### About this exercise
Please filter the data below down to the lines holding the string "JSON".

### Data provided
────────────────────────────────────────
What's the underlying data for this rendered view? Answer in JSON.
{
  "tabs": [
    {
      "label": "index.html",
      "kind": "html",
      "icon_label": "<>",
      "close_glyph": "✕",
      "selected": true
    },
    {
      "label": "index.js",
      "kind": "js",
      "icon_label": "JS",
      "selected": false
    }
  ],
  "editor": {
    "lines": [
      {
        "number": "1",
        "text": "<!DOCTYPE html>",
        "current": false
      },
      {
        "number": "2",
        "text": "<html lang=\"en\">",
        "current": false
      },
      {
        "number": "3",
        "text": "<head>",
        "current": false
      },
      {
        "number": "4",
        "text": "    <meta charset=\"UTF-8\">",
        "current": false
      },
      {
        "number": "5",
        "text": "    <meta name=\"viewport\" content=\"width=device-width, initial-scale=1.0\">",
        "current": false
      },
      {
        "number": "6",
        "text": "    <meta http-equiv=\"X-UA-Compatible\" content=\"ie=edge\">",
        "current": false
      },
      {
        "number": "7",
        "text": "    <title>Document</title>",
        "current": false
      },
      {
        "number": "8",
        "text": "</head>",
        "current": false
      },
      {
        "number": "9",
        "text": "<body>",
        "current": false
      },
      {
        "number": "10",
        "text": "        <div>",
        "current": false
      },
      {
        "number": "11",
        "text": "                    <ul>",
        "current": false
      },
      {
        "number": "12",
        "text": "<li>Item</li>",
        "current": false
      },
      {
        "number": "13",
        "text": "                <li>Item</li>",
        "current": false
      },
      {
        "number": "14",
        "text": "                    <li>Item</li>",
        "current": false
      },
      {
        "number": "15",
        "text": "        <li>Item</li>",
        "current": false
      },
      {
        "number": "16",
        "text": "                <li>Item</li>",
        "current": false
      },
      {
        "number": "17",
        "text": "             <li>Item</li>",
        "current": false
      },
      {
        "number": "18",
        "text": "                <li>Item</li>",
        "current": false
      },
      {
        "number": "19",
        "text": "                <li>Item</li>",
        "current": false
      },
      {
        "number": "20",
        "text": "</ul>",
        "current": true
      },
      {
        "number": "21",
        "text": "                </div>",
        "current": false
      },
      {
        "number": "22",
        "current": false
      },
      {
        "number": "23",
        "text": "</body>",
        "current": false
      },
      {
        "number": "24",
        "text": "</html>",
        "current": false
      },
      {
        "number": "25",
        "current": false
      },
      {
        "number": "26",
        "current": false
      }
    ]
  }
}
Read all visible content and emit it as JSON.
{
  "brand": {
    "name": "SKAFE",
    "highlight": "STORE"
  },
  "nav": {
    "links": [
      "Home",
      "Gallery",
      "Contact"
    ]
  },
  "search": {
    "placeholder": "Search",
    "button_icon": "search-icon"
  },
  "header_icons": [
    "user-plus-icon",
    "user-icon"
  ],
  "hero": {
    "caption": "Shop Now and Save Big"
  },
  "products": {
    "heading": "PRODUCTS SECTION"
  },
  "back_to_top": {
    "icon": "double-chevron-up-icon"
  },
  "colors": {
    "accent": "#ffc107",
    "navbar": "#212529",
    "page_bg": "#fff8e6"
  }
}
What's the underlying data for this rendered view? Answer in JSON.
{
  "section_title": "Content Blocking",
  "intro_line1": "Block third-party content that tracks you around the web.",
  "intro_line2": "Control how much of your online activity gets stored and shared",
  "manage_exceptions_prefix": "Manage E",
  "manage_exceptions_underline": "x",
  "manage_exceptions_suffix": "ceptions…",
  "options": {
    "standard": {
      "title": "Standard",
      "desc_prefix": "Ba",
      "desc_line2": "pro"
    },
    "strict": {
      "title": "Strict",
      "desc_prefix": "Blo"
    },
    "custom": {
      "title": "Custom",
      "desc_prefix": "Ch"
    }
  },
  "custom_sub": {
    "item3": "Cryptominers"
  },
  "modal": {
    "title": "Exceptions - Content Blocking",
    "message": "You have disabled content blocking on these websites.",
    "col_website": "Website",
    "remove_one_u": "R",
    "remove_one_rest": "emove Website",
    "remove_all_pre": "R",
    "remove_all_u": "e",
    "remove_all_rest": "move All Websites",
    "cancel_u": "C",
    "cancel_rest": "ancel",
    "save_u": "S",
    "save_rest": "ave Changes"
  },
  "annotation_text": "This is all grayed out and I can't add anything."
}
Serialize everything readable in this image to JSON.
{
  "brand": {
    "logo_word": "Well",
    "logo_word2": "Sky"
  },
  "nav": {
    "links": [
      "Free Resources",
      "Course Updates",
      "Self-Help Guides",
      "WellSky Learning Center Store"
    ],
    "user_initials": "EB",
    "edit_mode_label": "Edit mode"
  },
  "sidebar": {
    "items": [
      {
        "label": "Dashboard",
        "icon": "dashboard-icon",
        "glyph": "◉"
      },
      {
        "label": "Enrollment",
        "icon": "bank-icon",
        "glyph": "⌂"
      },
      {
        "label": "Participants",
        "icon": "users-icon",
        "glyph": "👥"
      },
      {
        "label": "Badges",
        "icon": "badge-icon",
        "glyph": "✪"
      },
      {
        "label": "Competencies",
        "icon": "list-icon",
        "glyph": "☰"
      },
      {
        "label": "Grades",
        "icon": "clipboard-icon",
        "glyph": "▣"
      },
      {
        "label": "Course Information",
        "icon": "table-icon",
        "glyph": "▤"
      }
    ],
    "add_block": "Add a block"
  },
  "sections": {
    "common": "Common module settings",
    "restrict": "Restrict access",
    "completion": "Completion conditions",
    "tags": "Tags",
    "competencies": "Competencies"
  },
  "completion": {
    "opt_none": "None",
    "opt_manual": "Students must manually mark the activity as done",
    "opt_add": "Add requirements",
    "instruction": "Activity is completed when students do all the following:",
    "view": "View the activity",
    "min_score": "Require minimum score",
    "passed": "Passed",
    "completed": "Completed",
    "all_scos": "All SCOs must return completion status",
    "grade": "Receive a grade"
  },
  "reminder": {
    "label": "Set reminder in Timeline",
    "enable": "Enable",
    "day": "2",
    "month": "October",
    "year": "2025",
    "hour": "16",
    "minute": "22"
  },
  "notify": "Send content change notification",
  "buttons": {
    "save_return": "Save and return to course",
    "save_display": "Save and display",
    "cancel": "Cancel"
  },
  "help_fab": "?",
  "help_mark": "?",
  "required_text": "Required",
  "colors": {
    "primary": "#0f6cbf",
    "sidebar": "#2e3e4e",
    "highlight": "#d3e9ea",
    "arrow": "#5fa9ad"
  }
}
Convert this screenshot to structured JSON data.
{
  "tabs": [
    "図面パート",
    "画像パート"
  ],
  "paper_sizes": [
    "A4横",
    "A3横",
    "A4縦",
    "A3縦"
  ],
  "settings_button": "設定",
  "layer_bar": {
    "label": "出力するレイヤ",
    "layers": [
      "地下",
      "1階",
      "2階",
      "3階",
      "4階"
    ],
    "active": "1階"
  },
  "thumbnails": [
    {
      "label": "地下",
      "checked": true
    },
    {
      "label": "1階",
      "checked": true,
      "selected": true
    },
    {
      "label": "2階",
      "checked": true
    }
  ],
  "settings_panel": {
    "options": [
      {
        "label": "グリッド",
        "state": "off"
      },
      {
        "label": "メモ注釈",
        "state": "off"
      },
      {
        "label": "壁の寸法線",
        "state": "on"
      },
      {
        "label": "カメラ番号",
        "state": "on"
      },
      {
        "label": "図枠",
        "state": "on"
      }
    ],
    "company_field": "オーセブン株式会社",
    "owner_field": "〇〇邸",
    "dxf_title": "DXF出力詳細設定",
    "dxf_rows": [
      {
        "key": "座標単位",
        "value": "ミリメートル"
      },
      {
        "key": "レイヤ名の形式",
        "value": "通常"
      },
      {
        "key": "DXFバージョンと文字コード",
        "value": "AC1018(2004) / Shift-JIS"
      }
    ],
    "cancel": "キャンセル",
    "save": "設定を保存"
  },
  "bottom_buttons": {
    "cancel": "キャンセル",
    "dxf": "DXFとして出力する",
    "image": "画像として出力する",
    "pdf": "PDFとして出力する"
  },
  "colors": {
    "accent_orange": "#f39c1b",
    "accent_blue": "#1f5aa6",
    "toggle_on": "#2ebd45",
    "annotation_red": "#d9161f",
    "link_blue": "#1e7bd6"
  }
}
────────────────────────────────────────
### Response
What's the underlying data for this rendered view? Answer in JSON.
Read all visible content and emit it as JSON.
What's the underlying data for this rendered view? Answer in JSON.
Serialize everything readable in this image to JSON.
Convert this screenshot to structured JSON data.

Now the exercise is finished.